REQUIREMENT: Only the text belongs in the copy: retype each record exactly as it appears.
===== SUPPLIED RECORDS
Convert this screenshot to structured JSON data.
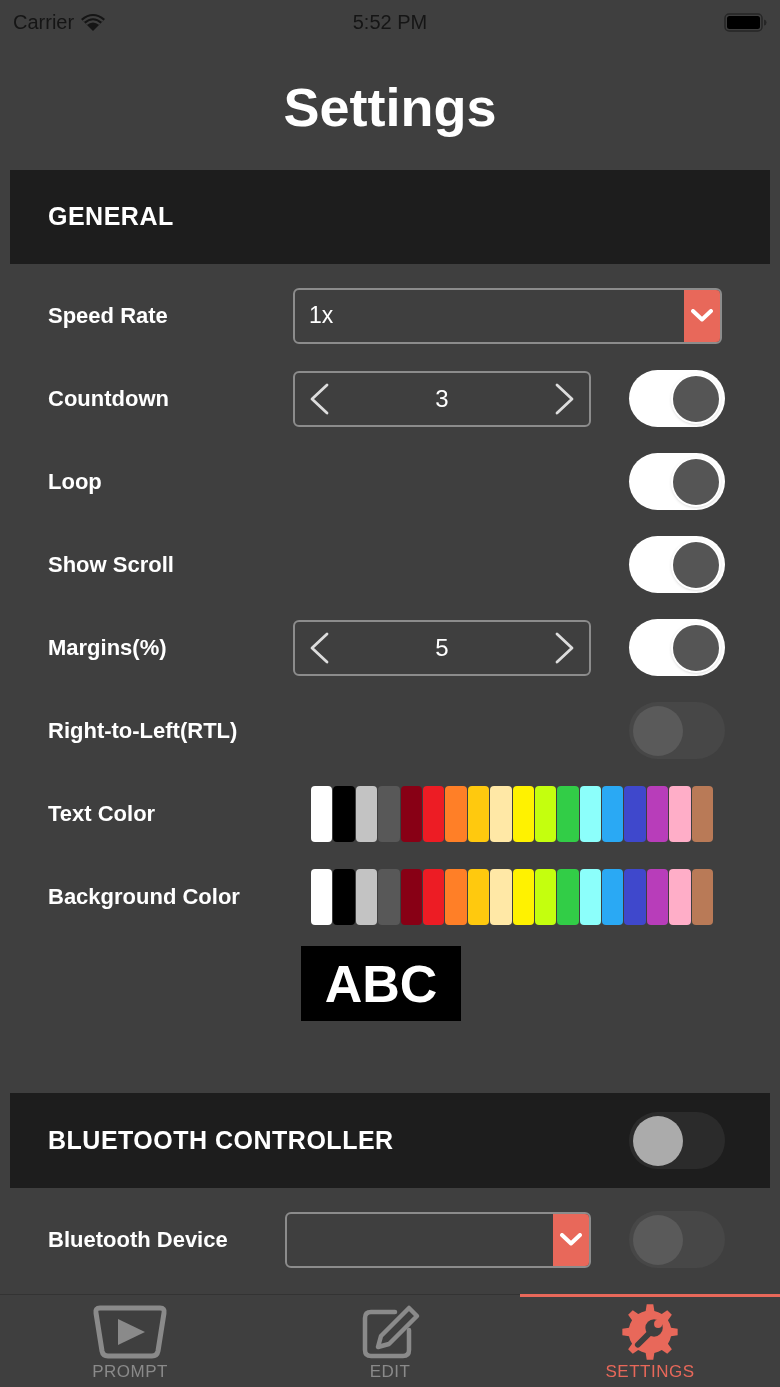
{
  "status_bar": {
    "carrier": "Carrier",
    "time": "5:52 PM"
  },
  "title": "Settings",
  "general": {
    "header": "GENERAL",
    "rows": [
      {
        "kind": "dropdown",
        "label": "Speed Rate",
        "value": "1x"
      },
      {
        "kind": "stepper",
        "label": "Countdown",
        "value": "3",
        "toggle": {
          "on": true,
          "disabled": false
        }
      },
      {
        "kind": "toggle",
        "label": "Loop",
        "toggle": {
          "on": true,
          "disabled": false
        }
      },
      {
        "kind": "toggle",
        "label": "Show Scroll",
        "toggle": {
          "on": true,
          "disabled": false
        }
      },
      {
        "kind": "stepper",
        "label": "Margins(%)",
        "value": "5",
        "toggle": {
          "on": true,
          "disabled": false
        }
      },
      {
        "kind": "toggle",
        "label": "Right-to-Left(RTL)",
        "toggle": {
          "on": false,
          "disabled": true
        }
      },
      {
        "kind": "colors",
        "label": "Text Color",
        "swatches": [
          {
            "color": "#ffffff"
          },
          {
            "color": "#000000"
          },
          {
            "color": "#c3c3c3"
          },
          {
            "color": "#585858"
          },
          {
            "color": "#880015"
          },
          {
            "color": "#ed1c24"
          },
          {
            "color": "#ff7f27"
          },
          {
            "color": "#ffc90e"
          },
          {
            "color": "#ffe8a6"
          },
          {
            "color": "#fff200"
          },
          {
            "color": "#c4ff0e"
          },
          {
            "color": "#32cd47"
          },
          {
            "color": "#8cfffb"
          },
          {
            "color": "#2aa9f4"
          },
          {
            "color": "#3f48cc"
          },
          {
            "color": "#b83dba"
          },
          {
            "color": "#ffaec8"
          },
          {
            "color": "#b97a57"
          }
        ]
      },
      {
        "kind": "colors",
        "label": "Background Color",
        "swatches": [
          {
            "color": "#ffffff"
          },
          {
            "color": "#000000"
          },
          {
            "color": "#c3c3c3"
          },
          {
            "color": "#585858"
          },
          {
            "color": "#880015"
          },
          {
            "color": "#ed1c24"
          },
          {
            "color": "#ff7f27"
          },
          {
            "color": "#ffc90e"
          },
          {
            "color": "#ffe8a6"
          },
          {
            "color": "#fff200"
          },
          {
            "color": "#c4ff0e"
          },
          {
            "color": "#32cd47"
          },
          {
            "color": "#8cfffb"
          },
          {
            "color": "#2aa9f4"
          },
          {
            "color": "#3f48cc"
          },
          {
            "color": "#b83dba"
          },
          {
            "color": "#ffaec8"
          },
          {
            "color": "#b97a57"
          }
        ]
      }
    ],
    "preview": {
      "text": "ABC"
    }
  },
  "bluetooth": {
    "header": "BLUETOOTH CONTROLLER",
    "toggle": {
      "on": false,
      "disabled": false
    },
    "rows": [
      {
        "kind": "dropdown",
        "label": "Bluetooth Device",
        "toggle": {
          "on": false,
          "disabled": true
        }
      }
    ]
  },
  "tabs": [
    {
      "label": "PROMPT",
      "selected": false
    },
    {
      "label": "EDIT",
      "selected": false
    },
    {
      "label": "SETTINGS",
      "selected": true
    }
  ]
}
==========
ANSWER TO THIS TASK:
Convert this screenshot to structured JSON data.
{
  "status_bar": {
    "carrier": "Carrier",
    "time": "5:52 PM"
  },
  "title": "Settings",
  "general": {
    "header": "GENERAL",
    "rows": [
      {
        "kind": "dropdown",
        "label": "Speed Rate",
        "value": "1x"
      },
      {
        "kind": "stepper",
        "label": "Countdown",
        "value": "3",
        "toggle": {
          "on": true,
          "disabled": false
        }
      },
      {
        "kind": "toggle",
        "label": "Loop",
        "toggle": {
          "on": true,
          "disabled": false
        }
      },
      {
        "kind": "toggle",
        "label": "Show Scroll",
        "toggle": {
          "on": true,
          "disabled": false
        }
      },
      {
        "kind": "stepper",
        "label": "Margins(%)",
        "value": "5",
        "toggle": {
          "on": true,
          "disabled": false
        }
      },
      {
        "kind": "toggle",
        "label": "Right-to-Left(RTL)",
        "toggle": {
          "on": false,
          "disabled": true
        }
      },
      {
        "kind": "colors",
        "label": "Text Color",
        "swatches": [
          {
            "color": "#ffffff"
          },
          {
            "color": "#000000"
          },
          {
            "color": "#c3c3c3"
          },
          {
            "color": "#585858"
          },
          {
            "color": "#880015"
          },
          {
            "color": "#ed1c24"
          },
          {
            "color": "#ff7f27"
          },
          {
            "color": "#ffc90e"
          },
          {
            "color": "#ffe8a6"
          },
          {
            "color": "#fff200"
          },
          {
            "color": "#c4ff0e"
          },
          {
            "color": "#32cd47"
          },
          {
            "color": "#8cfffb"
          },
          {
            "color": "#2aa9f4"
          },
          {
            "color": "#3f48cc"
          },
          {
            "color": "#b83dba"
          },
          {
            "color": "#ffaec8"
          },
          {
            "color": "#b97a57"
          }
        ]
      },
      {
        "kind": "colors",
        "label": "Background Color",
        "swatches": [
          {
            "color": "#ffffff"
          },
          {
            "color": "#000000"
          },
          {
            "color": "#c3c3c3"
          },
          {
            "color": "#585858"
          },
          {
            "color": "#880015"
          },
          {
            "color": "#ed1c24"
          },
          {
            "color": "#ff7f27"
          },
          {
            "color": "#ffc90e"
          },
          {
            "color": "#ffe8a6"
          },
          {
            "color": "#fff200"
          },
          {
            "color": "#c4ff0e"
          },
          {
            "color": "#32cd47"
          },
          {
            "color": "#8cfffb"
          },
          {
            "color": "#2aa9f4"
          },
          {
            "color": "#3f48cc"
          },
          {
            "color": "#b83dba"
          },
          {
            "color": "#ffaec8"
          },
          {
            "color": "#b97a57"
          }
        ]
      }
    ],
    "preview": {
      "text": "ABC"
    }
  },
  "bluetooth": {
    "header": "BLUETOOTH CONTROLLER",
    "toggle": {
      "on": false,
      "disabled": false
    },
    "rows": [
      {
        "kind": "dropdown",
        "label": "Bluetooth Device",
        "toggle": {
          "on": false,
          "disabled": true
        }
      }
    ]
  },
  "tabs": [
    {
      "label": "PROMPT",
      "selected": false
    },
    {
      "label": "EDIT",
      "selected": false
    },
    {
      "label": "SETTINGS",
      "selected": true
    }
  ]
}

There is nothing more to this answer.